▶ _BRIEF_
Reproduce each line of the entries that carries "radius".

Extracted records
━━━

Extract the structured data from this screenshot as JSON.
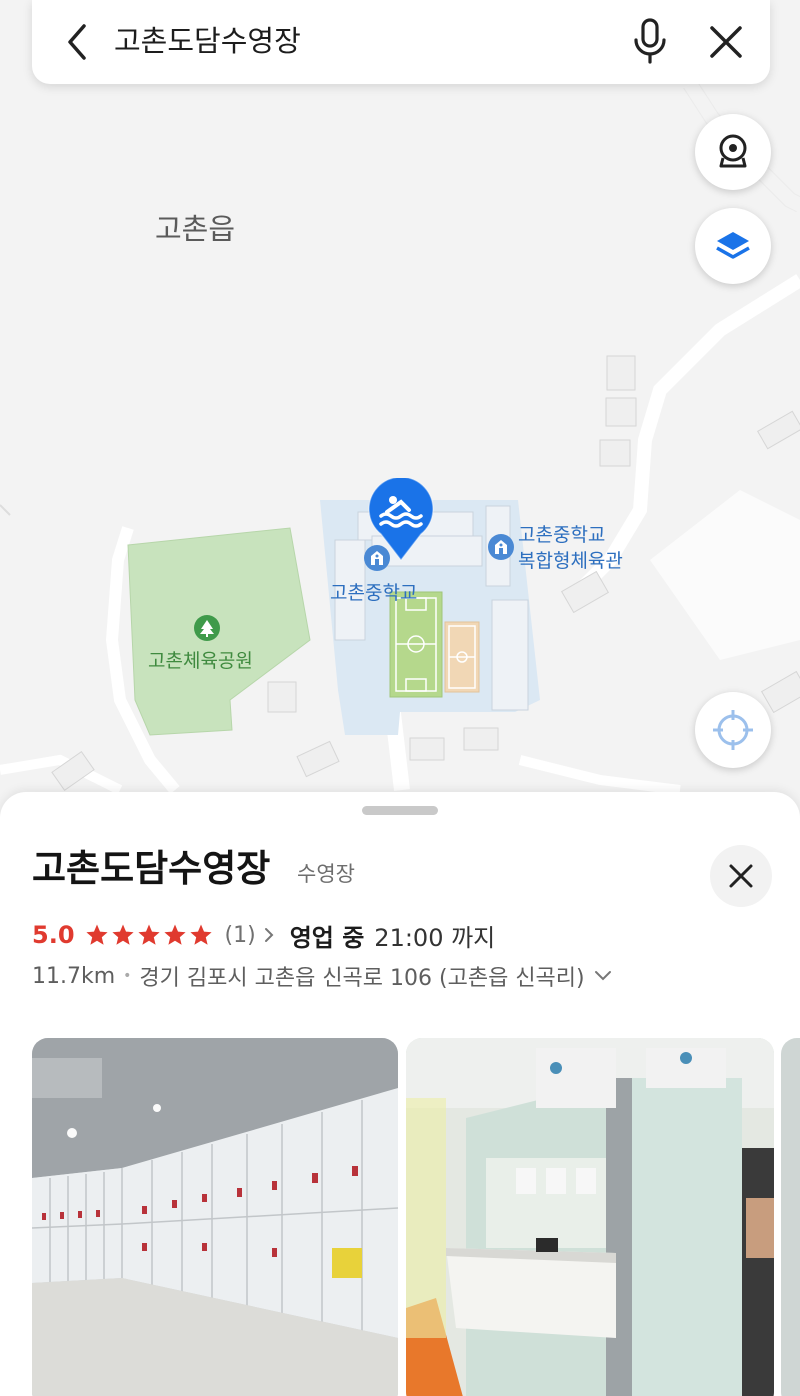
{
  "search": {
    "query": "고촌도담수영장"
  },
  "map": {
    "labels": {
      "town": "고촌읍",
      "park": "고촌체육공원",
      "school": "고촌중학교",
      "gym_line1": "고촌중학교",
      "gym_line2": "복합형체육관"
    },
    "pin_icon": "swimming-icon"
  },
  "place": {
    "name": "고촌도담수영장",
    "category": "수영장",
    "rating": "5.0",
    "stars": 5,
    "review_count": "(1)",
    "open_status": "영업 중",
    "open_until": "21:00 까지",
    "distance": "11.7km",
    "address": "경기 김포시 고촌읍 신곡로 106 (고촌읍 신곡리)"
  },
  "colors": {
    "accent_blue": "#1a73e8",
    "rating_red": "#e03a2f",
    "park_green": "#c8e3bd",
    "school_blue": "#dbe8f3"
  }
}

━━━

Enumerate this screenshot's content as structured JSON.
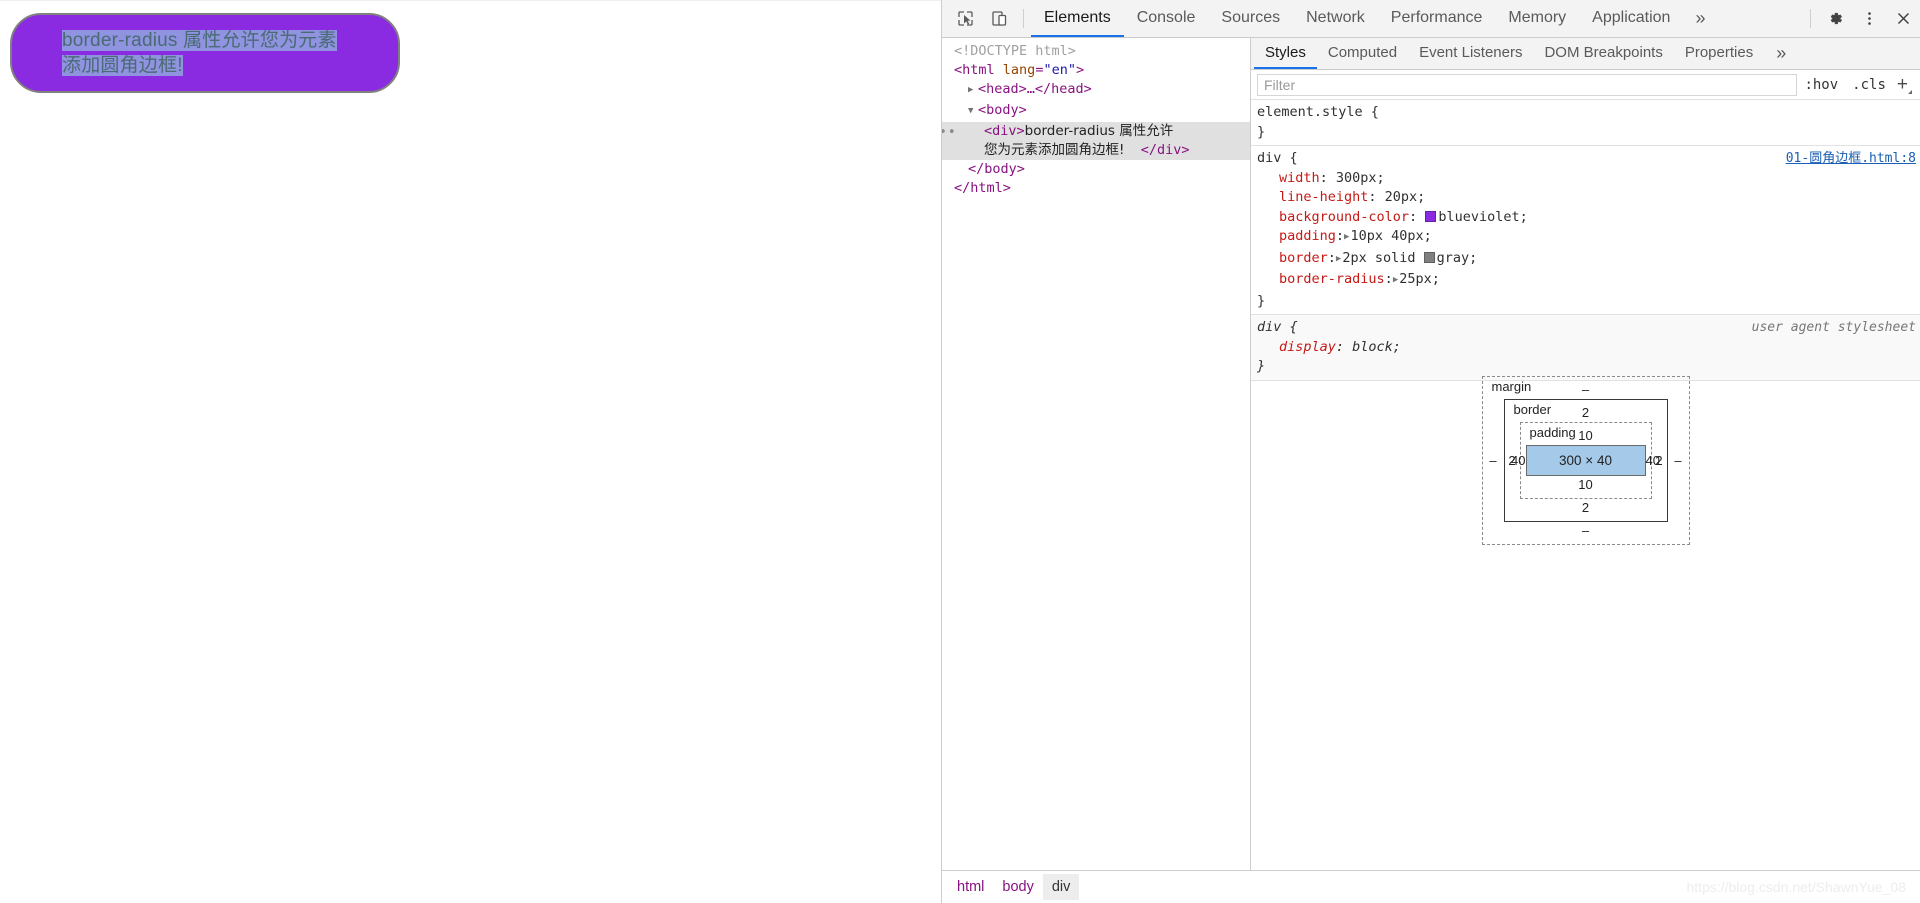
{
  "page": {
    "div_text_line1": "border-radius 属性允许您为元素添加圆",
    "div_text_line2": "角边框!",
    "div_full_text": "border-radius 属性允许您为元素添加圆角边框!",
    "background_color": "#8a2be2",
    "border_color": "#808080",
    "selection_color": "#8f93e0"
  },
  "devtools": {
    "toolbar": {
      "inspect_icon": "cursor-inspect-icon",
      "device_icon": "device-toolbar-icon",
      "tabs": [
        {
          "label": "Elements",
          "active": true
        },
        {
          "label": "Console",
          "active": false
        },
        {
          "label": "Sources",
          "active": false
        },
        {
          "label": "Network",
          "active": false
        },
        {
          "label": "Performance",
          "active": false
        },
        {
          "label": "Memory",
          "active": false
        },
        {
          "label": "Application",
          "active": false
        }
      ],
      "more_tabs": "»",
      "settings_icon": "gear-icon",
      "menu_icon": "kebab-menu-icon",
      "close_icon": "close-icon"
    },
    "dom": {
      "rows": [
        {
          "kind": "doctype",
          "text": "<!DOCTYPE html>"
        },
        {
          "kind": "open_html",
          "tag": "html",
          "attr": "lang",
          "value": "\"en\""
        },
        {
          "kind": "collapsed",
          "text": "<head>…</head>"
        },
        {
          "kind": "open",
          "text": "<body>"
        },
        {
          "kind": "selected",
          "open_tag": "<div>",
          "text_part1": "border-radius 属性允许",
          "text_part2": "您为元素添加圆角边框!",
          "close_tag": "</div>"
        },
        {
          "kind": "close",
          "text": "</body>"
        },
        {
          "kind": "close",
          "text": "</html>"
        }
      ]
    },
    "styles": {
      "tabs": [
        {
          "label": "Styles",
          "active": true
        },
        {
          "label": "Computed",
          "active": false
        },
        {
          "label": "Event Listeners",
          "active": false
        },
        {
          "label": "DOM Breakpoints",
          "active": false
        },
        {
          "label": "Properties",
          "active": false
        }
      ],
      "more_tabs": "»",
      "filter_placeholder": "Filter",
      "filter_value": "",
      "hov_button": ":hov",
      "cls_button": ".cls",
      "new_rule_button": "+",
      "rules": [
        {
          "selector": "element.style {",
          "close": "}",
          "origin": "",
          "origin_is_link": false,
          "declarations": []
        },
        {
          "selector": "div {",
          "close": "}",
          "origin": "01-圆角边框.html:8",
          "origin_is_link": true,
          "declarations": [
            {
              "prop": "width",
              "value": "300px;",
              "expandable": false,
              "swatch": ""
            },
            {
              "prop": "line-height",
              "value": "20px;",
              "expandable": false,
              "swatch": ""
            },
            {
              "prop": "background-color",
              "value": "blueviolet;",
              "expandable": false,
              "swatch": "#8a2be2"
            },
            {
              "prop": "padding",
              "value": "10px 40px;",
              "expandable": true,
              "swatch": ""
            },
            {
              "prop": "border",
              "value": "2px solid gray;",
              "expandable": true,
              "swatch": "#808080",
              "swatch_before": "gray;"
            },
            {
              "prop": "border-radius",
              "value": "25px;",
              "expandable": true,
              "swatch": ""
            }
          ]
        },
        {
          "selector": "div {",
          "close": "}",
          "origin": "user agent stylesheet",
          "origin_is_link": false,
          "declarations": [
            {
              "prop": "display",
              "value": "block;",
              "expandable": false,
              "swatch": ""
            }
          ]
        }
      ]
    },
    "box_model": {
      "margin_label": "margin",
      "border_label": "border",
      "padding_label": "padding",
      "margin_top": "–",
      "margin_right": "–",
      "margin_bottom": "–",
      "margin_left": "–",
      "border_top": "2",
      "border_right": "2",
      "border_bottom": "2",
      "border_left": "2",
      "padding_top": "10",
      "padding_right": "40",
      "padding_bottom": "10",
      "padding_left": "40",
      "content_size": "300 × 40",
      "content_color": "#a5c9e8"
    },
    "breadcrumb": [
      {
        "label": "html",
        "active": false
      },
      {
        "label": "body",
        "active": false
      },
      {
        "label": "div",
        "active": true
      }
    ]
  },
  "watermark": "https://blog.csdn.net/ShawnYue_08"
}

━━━

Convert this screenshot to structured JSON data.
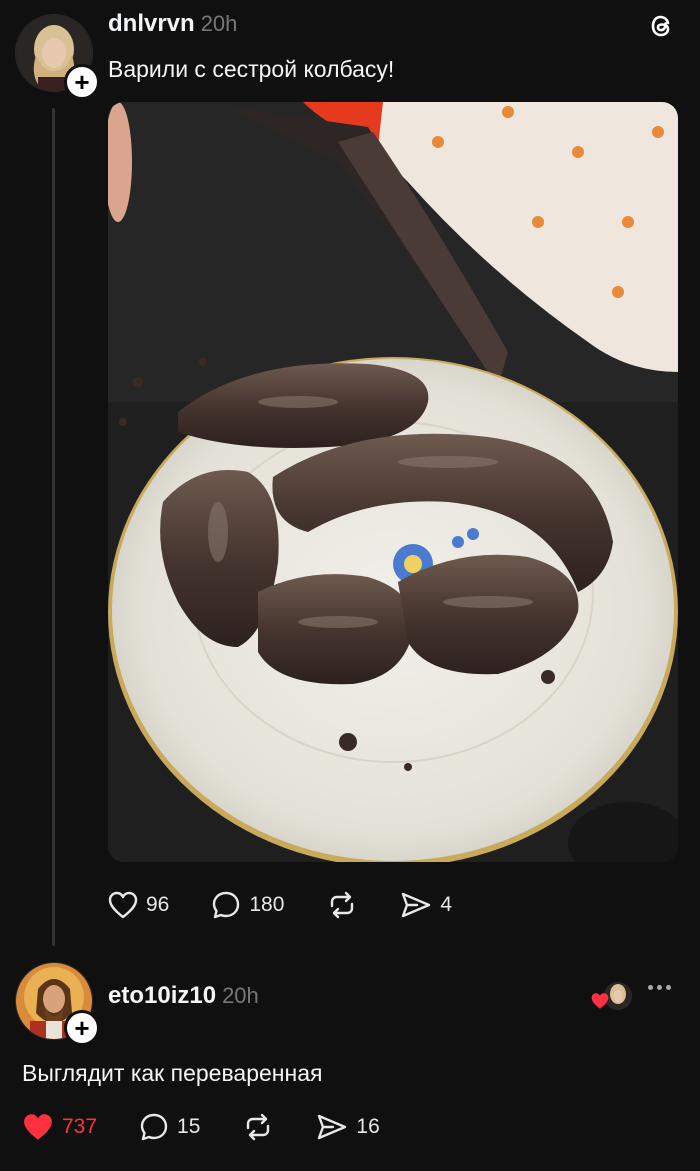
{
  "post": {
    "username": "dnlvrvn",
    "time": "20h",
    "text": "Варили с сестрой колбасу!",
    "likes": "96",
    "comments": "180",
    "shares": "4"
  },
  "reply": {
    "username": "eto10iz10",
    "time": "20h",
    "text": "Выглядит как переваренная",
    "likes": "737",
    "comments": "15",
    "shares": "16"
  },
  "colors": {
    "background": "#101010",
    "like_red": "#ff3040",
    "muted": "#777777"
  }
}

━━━

▶ _RESPONSE TO THIS TASK_
    "div_text_line1": "border-radius 属性允许您为元素添加圆",
    "div_full_text": "border-radius 属性允许您为元素添加圆角边框!",
          "text_part1": "border-radius 属性允许",
              "prop": "border-radius",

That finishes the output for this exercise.